When [S] << KM very little ES is formed and [E] = [E] T


              ET S  ES
and
           k2           k cat
      vo 
           KM           KM
 Kcat/KM is a measure of catalytic efficiency
         What is catalytic perfection?
                               k1k 2
When k2>>k-1 or the ratio                is maximum
                            k 1  k 2

        k cat          Or when every substrate that hits
 Then
               k1     the enzyme causes a reaction to
        KM             take place. This is catalytic
                       perfection.
 Diffusion-controlled limit- diffusion rate of a substrate
 is in the range of 108 to 109 M-1s-1. An enzyme lowers
 the transition state so there is no activation energy
 and the catalyzed rate is as fast as molecules collide.
          Reaction Mechanisms
         A: Sequential Reactions
• All substrates must combine with enzyme
  before reaction can occur
Bisubstrate reactions
Random Bisubstrate Reactions
           Ping-Pong Reactions

• Group transfer reactions
• One or more products released before all
  substrates added
     Kinetic data cannot unambiguously
      establish a reaction mechanism.




Although a phenomenological description can be
obtained the nature of the reaction intermediates
remain indeterminate and other independent
measurements are needed.
               Inhibition kinetics
There are three types of inhibition kinetics competitive,
mixed and uncompetitive.
•Competitive- Where the inhibitor competes with the
substrate.
Competitive Inhibition
KI 
     E I
      EI 
      Vm axS
vo 
     K M  S
     I 
  1  
     K 
        I 
HIV protease inhibitors
Competitive Inhibition: Lineweaver-Burke Plot
Uncompetitive Inhibition
Uncompetitive Inhibition: Lineweaver-Burke Plot
Mixed inhibition
 Mixed inhibition is when the inhibitor binds to the
 enzyme at a location distinct from the substrate
 binding site. The binding of the inhibitor will either
 alter the KM or Vmax or both.

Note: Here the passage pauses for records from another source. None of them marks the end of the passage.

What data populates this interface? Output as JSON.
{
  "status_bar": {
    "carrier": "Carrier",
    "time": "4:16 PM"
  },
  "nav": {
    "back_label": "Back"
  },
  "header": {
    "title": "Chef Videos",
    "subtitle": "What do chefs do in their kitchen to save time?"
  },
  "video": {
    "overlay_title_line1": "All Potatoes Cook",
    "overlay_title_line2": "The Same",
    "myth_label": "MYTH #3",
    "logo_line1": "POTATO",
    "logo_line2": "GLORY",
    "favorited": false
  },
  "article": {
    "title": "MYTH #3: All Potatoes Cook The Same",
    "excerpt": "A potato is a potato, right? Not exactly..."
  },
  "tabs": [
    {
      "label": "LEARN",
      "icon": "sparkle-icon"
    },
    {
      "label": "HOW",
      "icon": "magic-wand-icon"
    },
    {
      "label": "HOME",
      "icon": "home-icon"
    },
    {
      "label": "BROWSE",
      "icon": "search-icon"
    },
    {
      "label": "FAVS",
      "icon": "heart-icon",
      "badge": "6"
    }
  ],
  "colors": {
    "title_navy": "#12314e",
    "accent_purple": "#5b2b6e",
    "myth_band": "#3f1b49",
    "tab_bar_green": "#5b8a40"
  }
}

      E I              K I 
                                  ES I
 KI 
       EI                        ESI 
       Vm axS             I 
                      1  
vo                       K 
     K M   S            I 
The effect of pH on kinetic parameters